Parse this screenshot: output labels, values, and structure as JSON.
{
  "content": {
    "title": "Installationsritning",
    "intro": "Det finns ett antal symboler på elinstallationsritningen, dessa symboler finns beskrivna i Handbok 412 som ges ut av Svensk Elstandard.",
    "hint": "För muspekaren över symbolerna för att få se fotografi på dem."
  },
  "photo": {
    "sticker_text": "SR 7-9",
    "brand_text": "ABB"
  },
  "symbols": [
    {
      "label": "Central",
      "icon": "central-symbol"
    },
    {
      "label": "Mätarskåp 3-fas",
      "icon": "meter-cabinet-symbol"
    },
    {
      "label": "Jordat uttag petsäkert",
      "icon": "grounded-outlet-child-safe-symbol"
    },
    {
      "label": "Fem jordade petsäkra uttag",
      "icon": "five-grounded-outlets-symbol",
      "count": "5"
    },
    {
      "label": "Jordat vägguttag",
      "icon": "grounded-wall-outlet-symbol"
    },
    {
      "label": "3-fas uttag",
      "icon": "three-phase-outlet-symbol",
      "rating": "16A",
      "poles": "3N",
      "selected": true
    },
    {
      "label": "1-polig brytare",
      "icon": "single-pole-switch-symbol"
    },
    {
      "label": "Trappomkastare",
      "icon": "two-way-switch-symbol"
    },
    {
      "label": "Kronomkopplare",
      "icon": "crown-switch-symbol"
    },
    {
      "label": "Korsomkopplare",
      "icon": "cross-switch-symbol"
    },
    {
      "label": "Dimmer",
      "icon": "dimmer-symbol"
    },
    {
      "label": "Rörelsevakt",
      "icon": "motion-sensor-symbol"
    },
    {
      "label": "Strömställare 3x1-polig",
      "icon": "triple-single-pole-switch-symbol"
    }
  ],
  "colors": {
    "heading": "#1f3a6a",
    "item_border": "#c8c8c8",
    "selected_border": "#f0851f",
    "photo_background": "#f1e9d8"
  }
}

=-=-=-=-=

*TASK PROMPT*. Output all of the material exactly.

*EXERCISE SOLUTION*.
Parse this screenshot: output labels, values, and structure as JSON.
{
  "content": {
    "title": "Installationsritning",
    "intro": "Det finns ett antal symboler på elinstallationsritningen, dessa symboler finns beskrivna i Handbok 412 som ges ut av Svensk Elstandard.",
    "hint": "För muspekaren över symbolerna för att få se fotografi på dem."
  },
  "photo": {
    "sticker_text": "SR 7-9",
    "brand_text": "ABB"
  },
  "symbols": [
    {
      "label": "Central",
      "icon": "central-symbol"
    },
    {
      "label": "Mätarskåp 3-fas",
      "icon": "meter-cabinet-symbol"
    },
    {
      "label": "Jordat uttag petsäkert",
      "icon": "grounded-outlet-child-safe-symbol"
    },
    {
      "label": "Fem jordade petsäkra uttag",
      "icon": "five-grounded-outlets-symbol",
      "count": "5"
    },
    {
      "label": "Jordat vägguttag",
      "icon": "grounded-wall-outlet-symbol"
    },
    {
      "label": "3-fas uttag",
      "icon": "three-phase-outlet-symbol",
      "rating": "16A",
      "poles": "3N",
      "selected": true
    },
    {
      "label": "1-polig brytare",
      "icon": "single-pole-switch-symbol"
    },
    {
      "label": "Trappomkastare",
      "icon": "two-way-switch-symbol"
    },
    {
      "label": "Kronomkopplare",
      "icon": "crown-switch-symbol"
    },
    {
      "label": "Korsomkopplare",
      "icon": "cross-switch-symbol"
    },
    {
      "label": "Dimmer",
      "icon": "dimmer-symbol"
    },
    {
      "label": "Rörelsevakt",
      "icon": "motion-sensor-symbol"
    },
    {
      "label": "Strömställare 3x1-polig",
      "icon": "triple-single-pole-switch-symbol"
    }
  ],
  "colors": {
    "heading": "#1f3a6a",
    "item_border": "#c8c8c8",
    "selected_border": "#f0851f",
    "photo_background": "#f1e9d8"
  }
}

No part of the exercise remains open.